◆ **PROBLEM STATEMENT**
Which lines below contain the word "icon"? Copy each one.

◆ **DATA FOR THIS EXERCISE**

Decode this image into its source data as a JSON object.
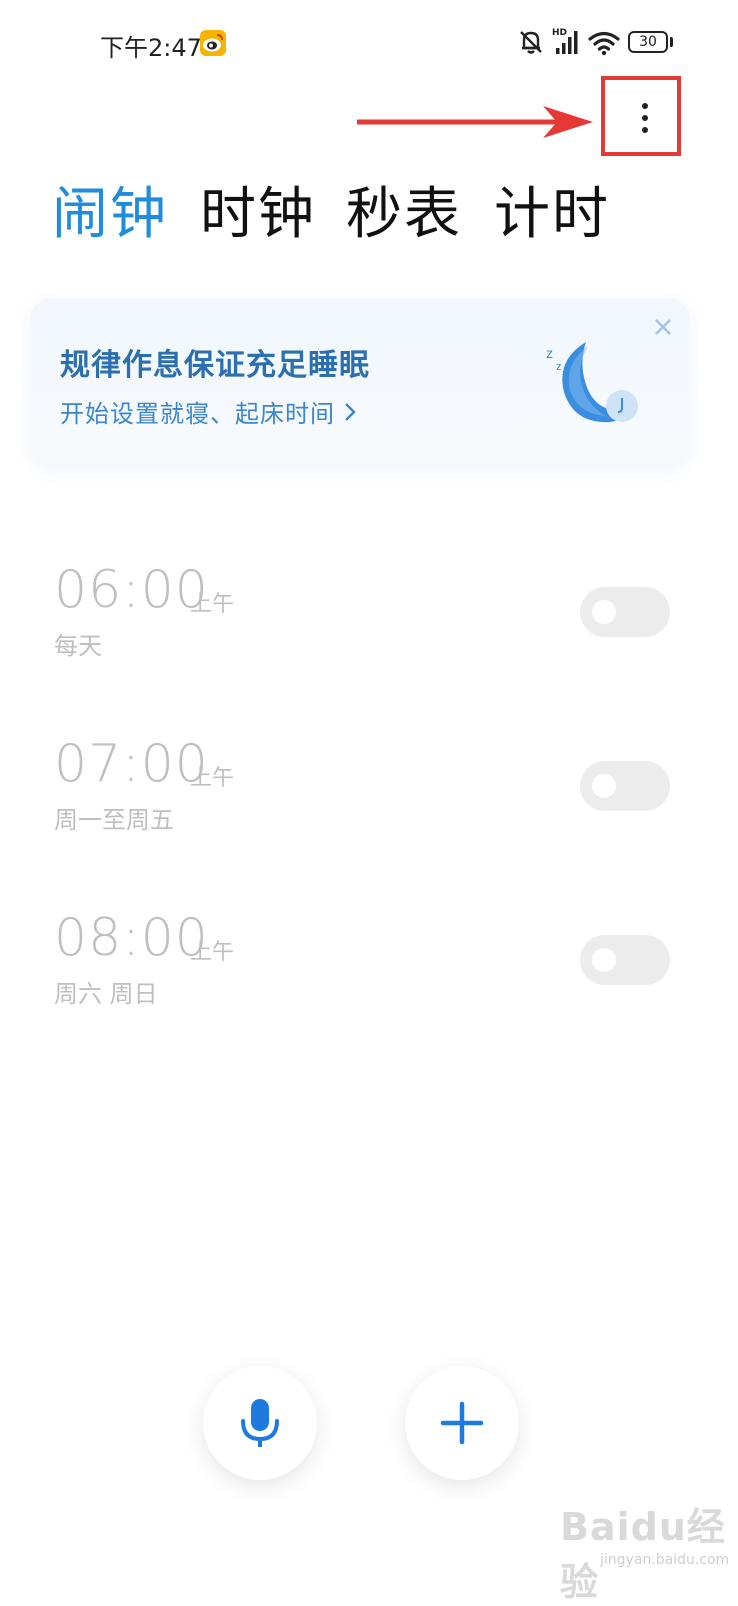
{
  "status_bar": {
    "time": "下午2:47",
    "network_label": "HD",
    "battery": "30"
  },
  "toolbar": {
    "more_icon": "more-vertical-icon"
  },
  "tabs": [
    {
      "label": "闹钟",
      "active": true
    },
    {
      "label": "时钟",
      "active": false
    },
    {
      "label": "秒表",
      "active": false
    },
    {
      "label": "计时",
      "active": false
    }
  ],
  "promo": {
    "title": "规律作息保证充足睡眠",
    "link": "开始设置就寝、起床时间",
    "icon": "moon-sleep-icon"
  },
  "alarms": [
    {
      "time": "06:00",
      "ampm": "上午",
      "repeat": "每天",
      "enabled": false
    },
    {
      "time": "07:00",
      "ampm": "上午",
      "repeat": "周一至周五",
      "enabled": false
    },
    {
      "time": "08:00",
      "ampm": "上午",
      "repeat": "周六 周日",
      "enabled": false
    }
  ],
  "fabs": {
    "voice_icon": "microphone-icon",
    "add_icon": "plus-icon"
  },
  "watermark": {
    "brand": "Baidu经验",
    "url": "jingyan.baidu.com"
  },
  "colors": {
    "accent": "#1f8cde",
    "annotation": "#e53935",
    "disabled_text": "#bfbfbf"
  }
}
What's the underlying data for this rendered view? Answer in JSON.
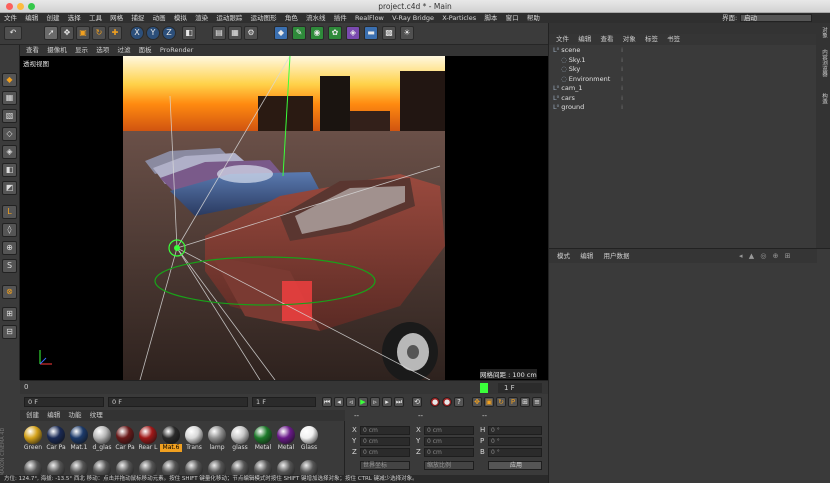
{
  "window": {
    "title": "project.c4d * - Main"
  },
  "menubar": [
    "文件",
    "编辑",
    "创建",
    "选择",
    "工具",
    "网格",
    "捕捉",
    "动画",
    "模拟",
    "渲染",
    "运动跟踪",
    "运动图形",
    "角色",
    "流水线",
    "插件",
    "RealFlow",
    "V-Ray Bridge",
    "X-Particles",
    "脚本",
    "窗口",
    "帮助"
  ],
  "layout": {
    "label": "界面:",
    "value": "启动"
  },
  "viewport": {
    "menu": [
      "查看",
      "摄像机",
      "显示",
      "选项",
      "过滤",
      "面板",
      "ProRender"
    ],
    "name": "透视视图",
    "grid_spacing": "网格间距 : 100 cm"
  },
  "timeline": {
    "start": "0",
    "frame_display": "1 F"
  },
  "transport": {
    "current_frame": "0 F",
    "start_field": "0 F",
    "end_field": "1 F"
  },
  "materials": {
    "menu": [
      "创建",
      "编辑",
      "功能",
      "纹理"
    ],
    "items": [
      {
        "label": "Green",
        "color": "#d4a21a"
      },
      {
        "label": "Car Pa",
        "color": "#1a2a55"
      },
      {
        "label": "Mat.1",
        "color": "#1c3a6a"
      },
      {
        "label": "d_glas",
        "color": "#b8b8b8"
      },
      {
        "label": "Car Pa",
        "color": "#6a1a1a"
      },
      {
        "label": "Rear L",
        "color": "#a01818"
      },
      {
        "label": "Mat.6",
        "color": "#2a2a2a",
        "selected": true
      },
      {
        "label": "Trans",
        "color": "#d8d8d8"
      },
      {
        "label": "lamp",
        "color": "#909090"
      },
      {
        "label": "glass",
        "color": "#c8c8c8"
      },
      {
        "label": "Metal",
        "color": "#1d7a2a"
      },
      {
        "label": "Metal",
        "color": "#6a1a8a"
      },
      {
        "label": "Glass",
        "color": "#f0f0f0"
      }
    ]
  },
  "coordinates": {
    "axes_left": [
      "X",
      "Y",
      "Z"
    ],
    "axes_mid": [
      "X",
      "Y",
      "Z"
    ],
    "axes_right": [
      "H",
      "P",
      "B"
    ],
    "value_cm": "0 cm",
    "value_deg": "0 °",
    "dropdown_1": "世界坐标",
    "dropdown_2": "缩放比例",
    "apply": "应用",
    "dashes": "--"
  },
  "object_manager": {
    "menu": [
      "文件",
      "编辑",
      "查看",
      "对象",
      "标签",
      "书签"
    ],
    "objects": [
      {
        "name": "scene",
        "level": 0
      },
      {
        "name": "Sky.1",
        "level": 1
      },
      {
        "name": "Sky",
        "level": 1
      },
      {
        "name": "Environment",
        "level": 1
      },
      {
        "name": "cam_1",
        "level": 0
      },
      {
        "name": "cars",
        "level": 0
      },
      {
        "name": "ground",
        "level": 0
      }
    ]
  },
  "attributes": {
    "menu": [
      "模式",
      "编辑",
      "用户数据"
    ]
  },
  "right_tabs": [
    "对象",
    "内容浏览器",
    "构造",
    "属性",
    "层"
  ],
  "status": "方位: 124.7°, 海拔: -13.5° 西北   移动：点击并拖动鼠标移动元素。按住 SHIFT 键量化移动；节点编辑模式时按住 SHIFT 键增加选择对象；按住 CTRL 键减少选择对象。",
  "brand": "MAXON CINEMA 4D",
  "colors": {
    "accent": "#f0a020",
    "bg": "#3a3a3a",
    "panel_dark": "#2b2b2b"
  }
}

◆ **EXPECTED ANSWER**
    "more_icon": "more-vertical-icon"
    "icon": "moon-sleep-icon"
    "voice_icon": "microphone-icon",
    "add_icon": "plus-icon"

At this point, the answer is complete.